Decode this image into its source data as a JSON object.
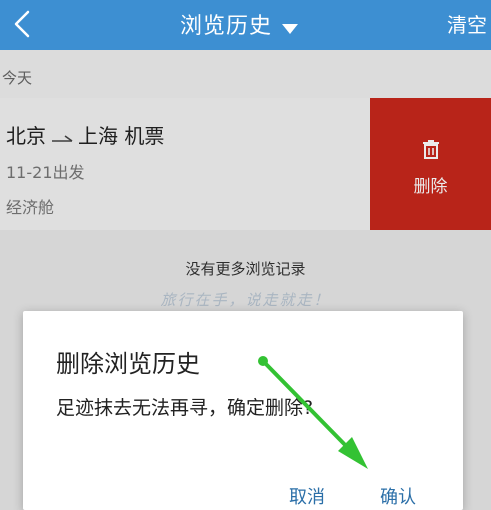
{
  "header": {
    "back_icon": "chevron-left-icon",
    "title": "浏览历史",
    "title_caret_icon": "caret-down-icon",
    "clear_label": "清空"
  },
  "section": {
    "label": "今天"
  },
  "record": {
    "from": "北京",
    "arrow_icon": "one-way-arrow-icon",
    "to": "上海",
    "type": "机票",
    "depart": "11-21出发",
    "cabin": "经济舱"
  },
  "swipe_action": {
    "icon": "trash-icon",
    "label": "删除",
    "color": "#c8281c"
  },
  "footer": {
    "no_more": "没有更多浏览记录",
    "slogan": "旅行在手，说走就走！"
  },
  "dialog": {
    "title": "删除浏览历史",
    "message": "足迹抹去无法再寻，确定删除?",
    "cancel_label": "取消",
    "confirm_label": "确认"
  },
  "colors": {
    "header": "#3d8fd2",
    "annotation_arrow": "#33c233",
    "button_text": "#2b6fa8"
  }
}
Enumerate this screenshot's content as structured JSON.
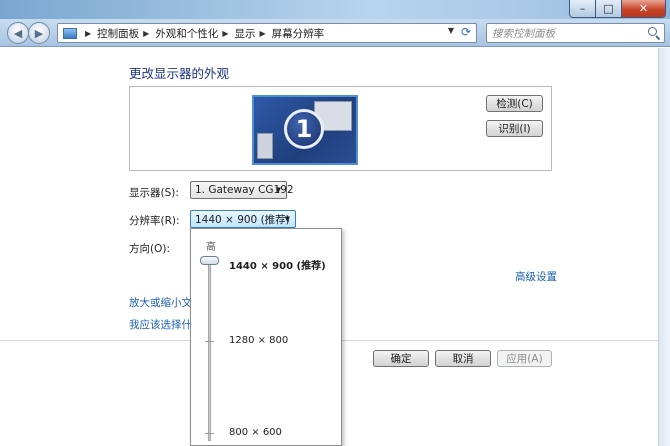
{
  "window": {
    "min_glyph": "–",
    "max_glyph": "□",
    "close_glyph": "✕"
  },
  "address_bar": {
    "breadcrumbs": [
      "控制面板",
      "外观和个性化",
      "显示",
      "屏幕分辨率"
    ]
  },
  "search": {
    "placeholder": "搜索控制面板"
  },
  "page": {
    "title": "更改显示器的外观",
    "monitor_number": "1",
    "detect_label": "检测(C)",
    "identify_label": "识别(I)"
  },
  "settings": {
    "display_label": "显示器(S):",
    "display_value": "1. Gateway CG192",
    "resolution_label": "分辨率(R):",
    "resolution_value": "1440 × 900 (推荐)",
    "orientation_label": "方向(O):"
  },
  "links": {
    "advanced": "高级设置",
    "enlarge_text": "放大或缩小文本",
    "which_settings": "我应该选择什么"
  },
  "footer": {
    "ok_label": "确定",
    "cancel_label": "取消",
    "apply_label": "应用(A)"
  },
  "resolution_popup": {
    "high_label": "高",
    "slider_level": 0,
    "options": [
      "1440 × 900 (推荐)",
      "1280 × 800",
      "800 × 600"
    ]
  }
}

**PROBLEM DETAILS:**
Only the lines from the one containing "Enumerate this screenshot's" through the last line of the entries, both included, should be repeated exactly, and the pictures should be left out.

**TASK SOLUTION:**
Enumerate this screenshot's content as structured JSON.
{
  "window": {
    "min_glyph": "–",
    "max_glyph": "□",
    "close_glyph": "✕"
  },
  "address_bar": {
    "breadcrumbs": [
      "控制面板",
      "外观和个性化",
      "显示",
      "屏幕分辨率"
    ]
  },
  "search": {
    "placeholder": "搜索控制面板"
  },
  "page": {
    "title": "更改显示器的外观",
    "monitor_number": "1",
    "detect_label": "检测(C)",
    "identify_label": "识别(I)"
  },
  "settings": {
    "display_label": "显示器(S):",
    "display_value": "1. Gateway CG192",
    "resolution_label": "分辨率(R):",
    "resolution_value": "1440 × 900 (推荐)",
    "orientation_label": "方向(O):"
  },
  "links": {
    "advanced": "高级设置",
    "enlarge_text": "放大或缩小文本",
    "which_settings": "我应该选择什么"
  },
  "footer": {
    "ok_label": "确定",
    "cancel_label": "取消",
    "apply_label": "应用(A)"
  },
  "resolution_popup": {
    "high_label": "高",
    "slider_level": 0,
    "options": [
      "1440 × 900 (推荐)",
      "1280 × 800",
      "800 × 600"
    ]
  }
}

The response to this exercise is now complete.